He was the Honourable Sir Andries Ferdinand Stockenstrom Maasdorp and he was born in 1847 in Malmesbury, Cape Province. His parents were Gysbert Henry Maasdorp. He married in 1880 Agnes Hayton.
Father: MD, and District Surg. of Graaff-Reinet; Other: Educ, at Graaff-Reinet College and University College. London: 1869 B.A. London University : 1871 Barrister. Inner Temple; 1874-1878 Member for Graaff-Reinet in the Cape House of Assembly; 1878-1897 Solicitor-General for the Eastern Districts of the Cape
South African Who's Who 1929
John Bisdee joined the RAF Voluntary Reserve, and began the war as a sergeant pilot. His combat career started while with 609 (West Riding) squadron RAAF, flying. They participated in the air cover of the evacuation of the British Expeditionary Force from Dunkirk. John Bisdee destroyed six aircraft between July 1940 and July 1941, including an Me110 during an eventful day in August 1940 when they attacked a strong Luftwaffe force of 45 JU88's escorted by many Me 109s and Me 110s. In July 1941 he became instructor at No 61 Operational training unit. While here he had a small speaking role in the classic wartime film The First of the Few.
He became commander of No. 601 Squadron and embarked along with 603 Squadron for Malta on board the US carrier Wasp. While off Algiers 47 Spitfires took of for Malta. and almost immediately upon arriving took part in combat. Bisdee shot down a JU88. He himself had to bail out. with a damaged parachute dangling by one leg, he had to disentangle himself as he fell, managing just in time and landing in the sea, paddling his way 6 miles in his dinghy to Malta.
In June 1942 the squadron went to Egypt. In August John Bisdee became flight training officer at the Middle East Headquarters, Cairo, moving in 1943 as Wing Commander for day fighters in Tunisia. In July 1943, after the capture of the island of Lampedusa, halfway between Malta and Sicily, Bisdee was appointed its governor - the first governor in liberated Europe, as he liked to claim. Returning to North Africa, Bisdee trained Free French pilots at Bone. Later, after a brief spell in Corsica, he commanded No 322 Wing at Bone. In 322 Wing were three Spitfire squadrons, a Beaufighter Squadron a Wellington Squadron used in anti shipping role and an Air Sea Rescue unit. Group Captain John Bisdee left the Royal Air Force in 1945 with his official score of 8 destroyed and 2 shared.

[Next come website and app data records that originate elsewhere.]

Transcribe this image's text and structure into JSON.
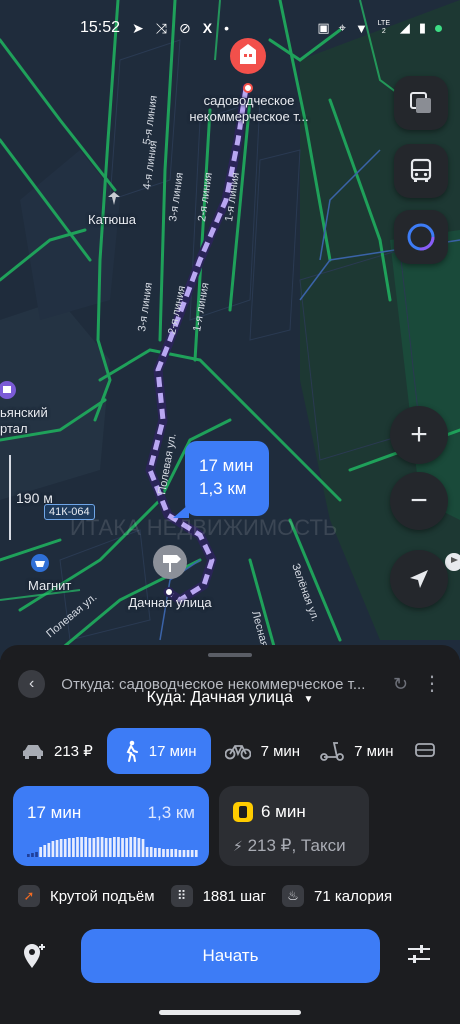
{
  "status_bar": {
    "time": "15:52",
    "left_icons": [
      "telegram-icon",
      "route-icon",
      "link-icon",
      "x-icon",
      "dot-icon"
    ],
    "right_icons": [
      "nfc-icon",
      "location-icon",
      "wifi-icon",
      "signal-lte2-icon",
      "signal-icon",
      "battery-icon"
    ],
    "network_badge": "LTE 2"
  },
  "map": {
    "destination_label": "садоводческое некоммерческое т...",
    "start_label": "Дачная улица",
    "poi_katyusha": "Катюша",
    "poi_magnit": "Магнит",
    "poi_partial": "ьянский ртал",
    "road_badge": "41К-064",
    "scale": "190 м",
    "watermark": "ИТАКА НЕДВИЖИМОСТЬ",
    "street_labels": [
      "5-я линия",
      "4-я линия",
      "3-я линия",
      "2-я линия",
      "1-я линия",
      "3-я линия",
      "2-я линия",
      "1-я линия",
      "Полевая ул.",
      "Полевая ул.",
      "Лесная",
      "Зелёная ул."
    ]
  },
  "route_bubble": {
    "time": "17 мин",
    "distance": "1,3 км"
  },
  "sheet": {
    "from": "Откуда: садоводческое некоммерческое т...",
    "to": "Куда: Дачная улица",
    "to_arrow": "▼",
    "modes": [
      {
        "icon": "car-icon",
        "label": "213 ₽"
      },
      {
        "icon": "walk-icon",
        "label": "17 мин",
        "active": true
      },
      {
        "icon": "bike-icon",
        "label": "7 мин"
      },
      {
        "icon": "scooter-icon",
        "label": "7 мин"
      }
    ],
    "walk_card": {
      "time": "17 мин",
      "distance": "1,3 км"
    },
    "taxi_card": {
      "time": "6 мин",
      "price": "213 ₽, Такси"
    },
    "stats": [
      {
        "icon": "steep-climb-icon",
        "label": "Крутой подъём",
        "color": "#f26b22"
      },
      {
        "icon": "footsteps-icon",
        "label": "1881 шаг",
        "color": "#3a3c42"
      },
      {
        "icon": "flame-icon",
        "label": "71 калория",
        "color": "#3a3c42"
      }
    ],
    "start_button": "Начать"
  },
  "colors": {
    "accent": "#3d7cf6",
    "sheet_bg": "#1c1d20",
    "card_bg": "#2c2e33",
    "road_green": "#1fa15a",
    "route_dash": "#b9a7f2",
    "dest_pin": "#f2504b"
  }
}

After the war Bisdee rebuilt Unilever's operations in France and Italy. In 1951 he was appointed sales director of D & W Gibbs, the toothpaste makers, of which he became chairman. Bisdee went on to chair Thibaud Gibbs in France, and then returned to Britain to run the newly formed Elida Gibbs - now Elida Faberge - which produced all Unilever toiletries. He retired in 1977.
John Bisdee died at the age of 84 on the 21st October 2000.
December 10th, 1939: Pilot Officer
December 10th, 1940: Flying Officer
December 10th, 1941: Flight Lieutenant
June 18th, 1943: Squadron Leader (war sub)
June 10th, 1945: Wing Commander
"This officer has led his flight and section with great skill and determination. He has participated in a large number of operational flights against the enemy and has destroyed at least six of their aircraft besides damaging many others. He has set a fine example."